Researchers at Intel have crafted an early model of an 80-core processor, as part of the chipmaker's tera-scale computing project to build a super-fast parallel processor.
The test chip measures 275 square millimetres, making it about the same size as a current generation Xeon server processor.
It features roughly 100 million transistors, and is able to process 1.8 trillion instructions per second (commonly described as 1.8 teraflops) at top speed.
Intel stressed that the final product could be different from the test chip and could have more or fewer processing cores.
"We expect some of these technologies to become part of our product roadmap, but we do not see it going into all our products," said Gerry Bautista, director of tera-scale research at Intel.
The terra-scale project was unveiled at the Intel Developer Forum last September, and Intel plans to discuss details of its first working model at the Integrated Solid State Circuits Conference this week in San Francisco.
Each core is designed as a separate tile that combines a processing core with a networking router which connects the core to the four adjacent tiles.
This 'componentised' structure makes it easier to replace technologies on the chip in the future.
Intel's designers also removed the cache memory from the chip, intending to place memory directly under each core in a future design and connect it through the on-chip router.
The new memory placement allows for faster data transfer between the processing cores and memory.
It is also less expensive to manufacture because it allows Intel to produce the memory modules using a production process that is different from the processing cores.
To control the chip's power consumption, Intel divided each tile into 21 separate regions, each of which can be powered down independently.
The router component can go into a 'sleep mode' that cuts power consumption by 10 per cent, while still passing on data from other cores.
Memory modules can operate in a standby mode in which they retain their data while cutting power by 50 per cent, or be shut off entirely to cut consumption by 80 per cent.
The first teraflop chips are expected to reach manufacturing stage by 2010 to 2015. Although the current chip is able to perform basic operations, Intel and its partners have yet to complete multiple research projects.
The company plans to develop special cores for dedicated tasks such as cryptography, for instance, or to enhance virtualisation technologies in operating systems.
Software developers also need to update their programming techniques for software to function optimally on multi-core chips.
This is because two software components simultaneously claiming the same computing core could lead to a system crash.
Such incidents have led to power outages and other disruptions of critical utilities and services.
Intel chief executive Paul Otellini advertised the new chip in September as a solution for companies running very large data centres such as Google.

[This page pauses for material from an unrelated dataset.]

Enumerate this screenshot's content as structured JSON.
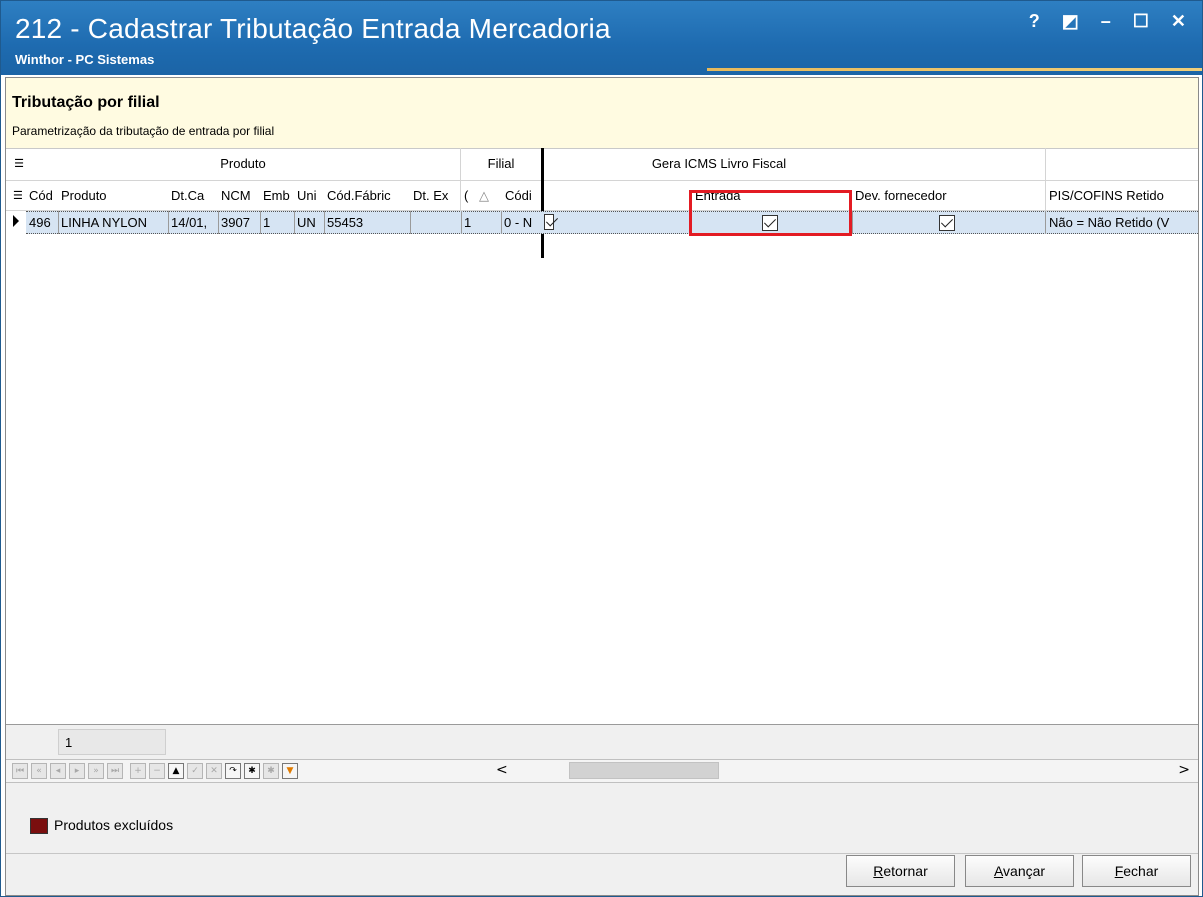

But Bautista claimed that a multi-core chip on this scale offers benefits to the average consumer as well. The chip could provide a powerful photo search application that allows users to look for images of people smiling, for instance.
It could also find applications in health monitoring systems to ensure that chronically ill or Alzheimer patients eat regular meals.
"This requires a level of artificial intelligence in the analysis that is well beyond simple image recognition today," said Bautista.
The new Intel chip specialises in so-called parallel processing, while current generation Pentium chips excel in sequential tasks.
The former is essentially the equivalent to building an 80-lane motorway, whereas the latter would be like constructing a single high speed road.
The challenge, however, is that a single complicated calculation will not benefit from a multi-core processor, in the same way that a lorry would not benefit from a multi-lane highway.